EXERCISE BRIEF:
With the exception of the pictures, write out the data below precisely.

Start of DATA FOR ANALYSIS

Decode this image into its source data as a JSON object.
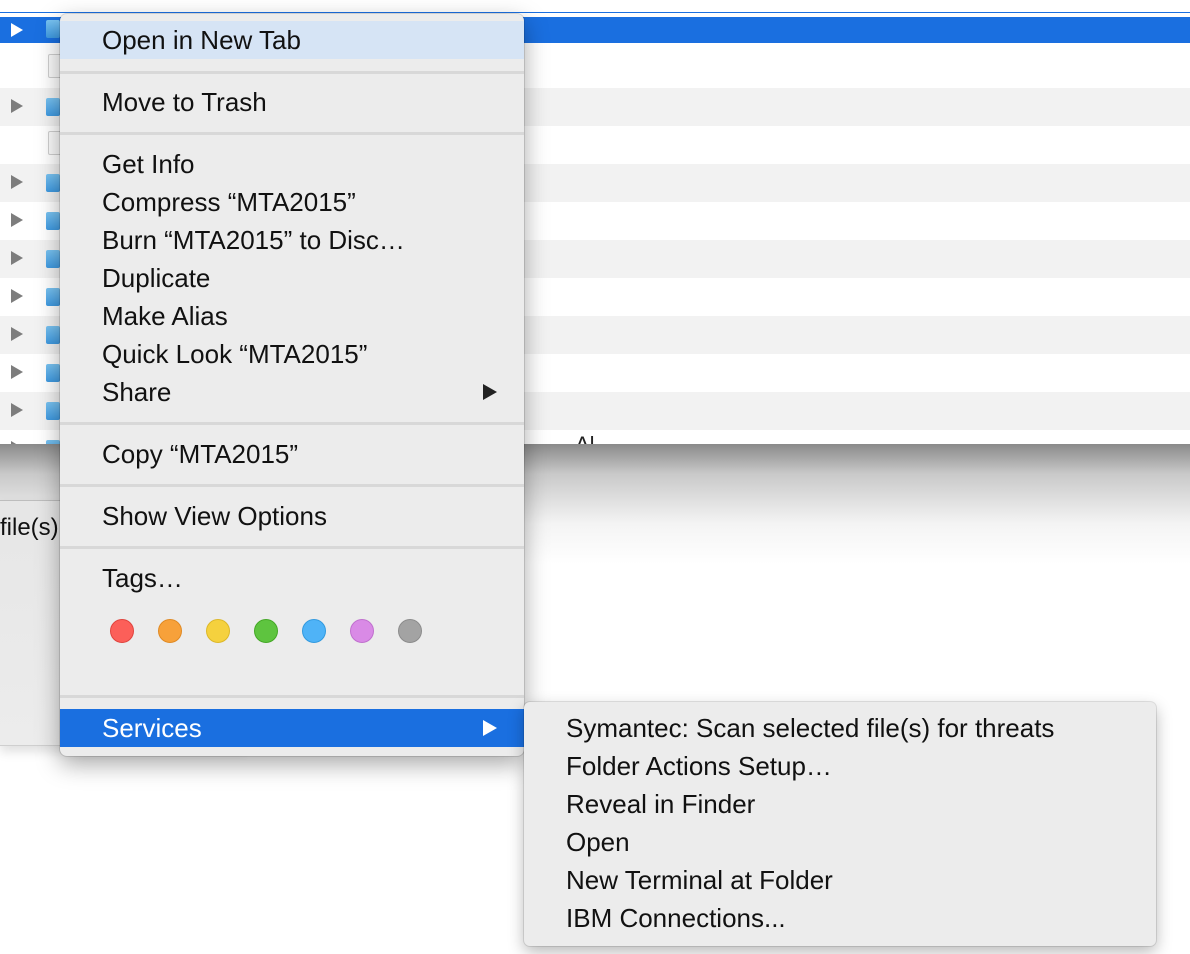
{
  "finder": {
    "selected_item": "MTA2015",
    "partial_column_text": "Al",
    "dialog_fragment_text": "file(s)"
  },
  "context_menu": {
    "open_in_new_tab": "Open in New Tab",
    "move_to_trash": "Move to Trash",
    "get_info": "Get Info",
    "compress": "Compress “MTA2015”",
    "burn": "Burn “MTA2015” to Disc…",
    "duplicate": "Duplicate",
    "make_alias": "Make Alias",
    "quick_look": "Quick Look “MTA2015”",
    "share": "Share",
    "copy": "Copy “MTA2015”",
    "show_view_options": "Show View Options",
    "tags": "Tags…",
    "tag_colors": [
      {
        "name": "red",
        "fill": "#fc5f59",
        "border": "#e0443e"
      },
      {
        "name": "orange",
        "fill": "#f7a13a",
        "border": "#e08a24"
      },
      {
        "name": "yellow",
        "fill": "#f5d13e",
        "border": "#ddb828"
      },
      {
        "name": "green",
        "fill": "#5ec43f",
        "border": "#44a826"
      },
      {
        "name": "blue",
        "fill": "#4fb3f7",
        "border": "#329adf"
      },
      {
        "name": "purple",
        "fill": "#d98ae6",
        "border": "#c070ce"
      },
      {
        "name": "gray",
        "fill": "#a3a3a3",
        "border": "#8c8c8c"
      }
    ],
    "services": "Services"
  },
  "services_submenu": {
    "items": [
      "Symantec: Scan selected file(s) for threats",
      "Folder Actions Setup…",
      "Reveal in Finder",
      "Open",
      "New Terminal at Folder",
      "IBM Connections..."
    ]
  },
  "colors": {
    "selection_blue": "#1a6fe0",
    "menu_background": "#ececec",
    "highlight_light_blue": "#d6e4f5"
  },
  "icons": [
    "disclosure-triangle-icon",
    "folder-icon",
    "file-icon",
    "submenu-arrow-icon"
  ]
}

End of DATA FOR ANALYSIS

SOLUTION FOR THIS TASK:
Decode this image into its source data as a JSON object.
{
  "finder": {
    "selected_item": "MTA2015",
    "partial_column_text": "Al",
    "dialog_fragment_text": "file(s)"
  },
  "context_menu": {
    "open_in_new_tab": "Open in New Tab",
    "move_to_trash": "Move to Trash",
    "get_info": "Get Info",
    "compress": "Compress “MTA2015”",
    "burn": "Burn “MTA2015” to Disc…",
    "duplicate": "Duplicate",
    "make_alias": "Make Alias",
    "quick_look": "Quick Look “MTA2015”",
    "share": "Share",
    "copy": "Copy “MTA2015”",
    "show_view_options": "Show View Options",
    "tags": "Tags…",
    "tag_colors": [
      {
        "name": "red",
        "fill": "#fc5f59",
        "border": "#e0443e"
      },
      {
        "name": "orange",
        "fill": "#f7a13a",
        "border": "#e08a24"
      },
      {
        "name": "yellow",
        "fill": "#f5d13e",
        "border": "#ddb828"
      },
      {
        "name": "green",
        "fill": "#5ec43f",
        "border": "#44a826"
      },
      {
        "name": "blue",
        "fill": "#4fb3f7",
        "border": "#329adf"
      },
      {
        "name": "purple",
        "fill": "#d98ae6",
        "border": "#c070ce"
      },
      {
        "name": "gray",
        "fill": "#a3a3a3",
        "border": "#8c8c8c"
      }
    ],
    "services": "Services"
  },
  "services_submenu": {
    "items": [
      "Symantec: Scan selected file(s) for threats",
      "Folder Actions Setup…",
      "Reveal in Finder",
      "Open",
      "New Terminal at Folder",
      "IBM Connections..."
    ]
  },
  "colors": {
    "selection_blue": "#1a6fe0",
    "menu_background": "#ececec",
    "highlight_light_blue": "#d6e4f5"
  },
  "icons": [
    "disclosure-triangle-icon",
    "folder-icon",
    "file-icon",
    "submenu-arrow-icon"
  ]
}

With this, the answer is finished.